Setting aside for the moment the problematic presumption that a mother's maiden name is universally memorable, or that all “desirable persons” know their mothers, or even that a respectable person (that is, the desired type of person opening a bank account) must have a mother who is married, the basic implication that a mother's maiden name is “rarely known” is highly problematic. Across the history of the security question, identity verification protocols have foregrounded this particular question not because the mother's maiden name is seen as so important, but because it is seen as uniquely unimportant. That is, a woman's maiden name (and by extension her life before and outside of heterosexual marriage) is considered so obscure a piece of trivia that no would-be perpetrator of bank fraud could know it. In this way, the central place of the “mother's maiden name” question in the history of digital account management demonstrates how identity verification functions at even the most basic of levels around discriminatory logics that demand feminist critique.
GENDER AND DIGITAL SUBJECTHOOD
As this history of the security question has demonstrated, notions of authentic selfhood in digital spaces today are inextricably bound up with normative expectations of gender, sexuality, and identity. Tracing this history has shown that the reason that contemporary security questions continue to be so heteronormative in their structuring logics is that the security question that has shaped the protocol for more than a hundred and fifty years (“What is your mother's maiden name?”) is itself founded on sexist logics that have become inseparable from the protocol of the security question itself. At the same time, looking at the history of “mother's maiden name” speaks to a moment of cultural shift and anxiety around identity and subjecthood that resonates in many ways with the present moment. The security question emerged from a moment of change around perceptions of citizenship and authentic personhood with parallels to contemporary issues around digital citizenship. In this way, the history of online security questions suggests that heteronormative logics may serve as fallback for attempting to structure and thereby control knowledge at times of cultural change.

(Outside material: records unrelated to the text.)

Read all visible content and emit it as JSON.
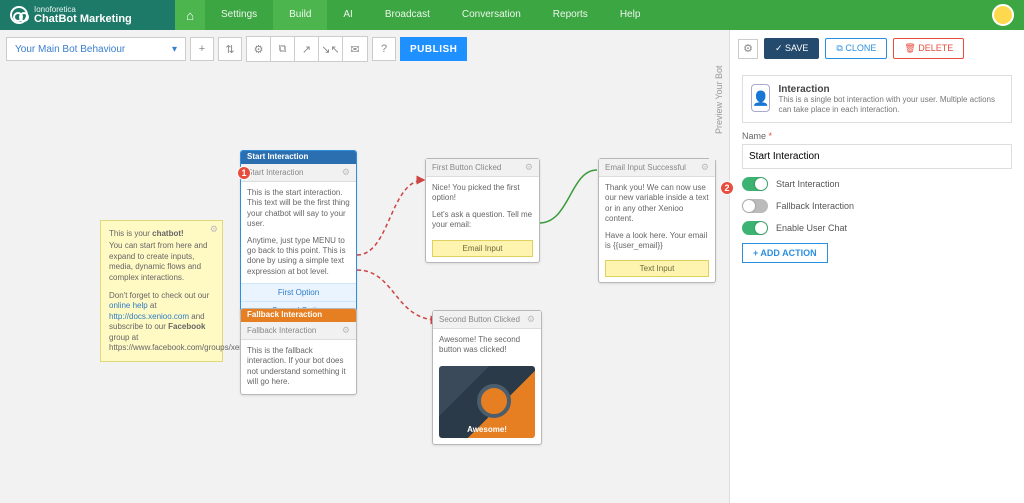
{
  "brand": {
    "top_line": "Ionoforetica",
    "name": "ChatBot Marketing"
  },
  "nav": {
    "settings": "Settings",
    "build": "Build",
    "ai": "AI",
    "broadcast": "Broadcast",
    "conversation": "Conversation",
    "reports": "Reports",
    "help": "Help"
  },
  "toolbar": {
    "behavior": "Your Main Bot Behaviour",
    "publish": "PUBLISH"
  },
  "hint": {
    "l1a": "This is your ",
    "l1b": "chatbot!",
    "l2": "You can start from here and expand to create inputs, media, dynamic flows and complex interactions.",
    "l3a": "Don't forget to check out our ",
    "l3b": "online help",
    "l3c": " at ",
    "l3d": "http://docs.xenioo.com",
    "l3e": " and subscribe to our ",
    "l3f": "Facebook",
    "l3g": " group at https://www.facebook.com/groups/xenioo"
  },
  "nodes": {
    "start": {
      "bar": "Start Interaction",
      "title": "Start Interaction",
      "p1": "This is the start interaction. This text will be the first thing your chatbot will say to your user.",
      "p2": "Anytime, just type MENU to go back to this point. This is done by using a simple text expression at bot level.",
      "opt1": "First Option",
      "opt2": "Second Option"
    },
    "fallback": {
      "bar": "Fallback Interaction",
      "title": "Fallback Interaction",
      "p": "This is the fallback interaction. If your bot does not understand something it will go here."
    },
    "first": {
      "title": "First Button Clicked",
      "p1": "Nice! You picked the first option!",
      "p2": "Let's ask a question. Tell me your email:",
      "btn": "Email Input"
    },
    "email": {
      "title": "Email Input Successful",
      "p1": "Thank you! We can now use our new variable inside a text or in any other Xenioo content.",
      "p2": "Have a look here. Your email is {{user_email}}",
      "btn": "Text Input"
    },
    "second": {
      "title": "Second Button Clicked",
      "p": "Awesome! The second button was clicked!",
      "caption": "Awesome!"
    }
  },
  "badges": {
    "one": "1",
    "two": "2"
  },
  "preview_tab": "Preview Your Bot",
  "side": {
    "save": "SAVE",
    "clone": "CLONE",
    "delete": "DELETE",
    "info_title": "Interaction",
    "info_desc": "This is a single bot interaction with your user. Multiple actions can take place in each interaction.",
    "name_label": "Name",
    "req": "*",
    "name_value": "Start Interaction",
    "t1": "Start Interaction",
    "t2": "Fallback Interaction",
    "t3": "Enable User Chat",
    "add": "+ ADD ACTION"
  }
}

The history of the security question also serves as a window onto a larger set of issues around selfhood, identity, and knowability as they relate to data. If the birth of the security question marks a foundational point on the path to the contemporary ethos of “objective” big data, it is telling that that foundation is rooted in heteronormative assumptions about the lives and values of “authentic” personhood. Ultimately, this work demonstrates how the histories of digital protocols, traced to a pre-technological moment, can reveal the cultural biases and social pressures that have shaped those protocols. Far from being objective tools, these tools also perpetuate the biases and cultural implications they carry forward from their histories.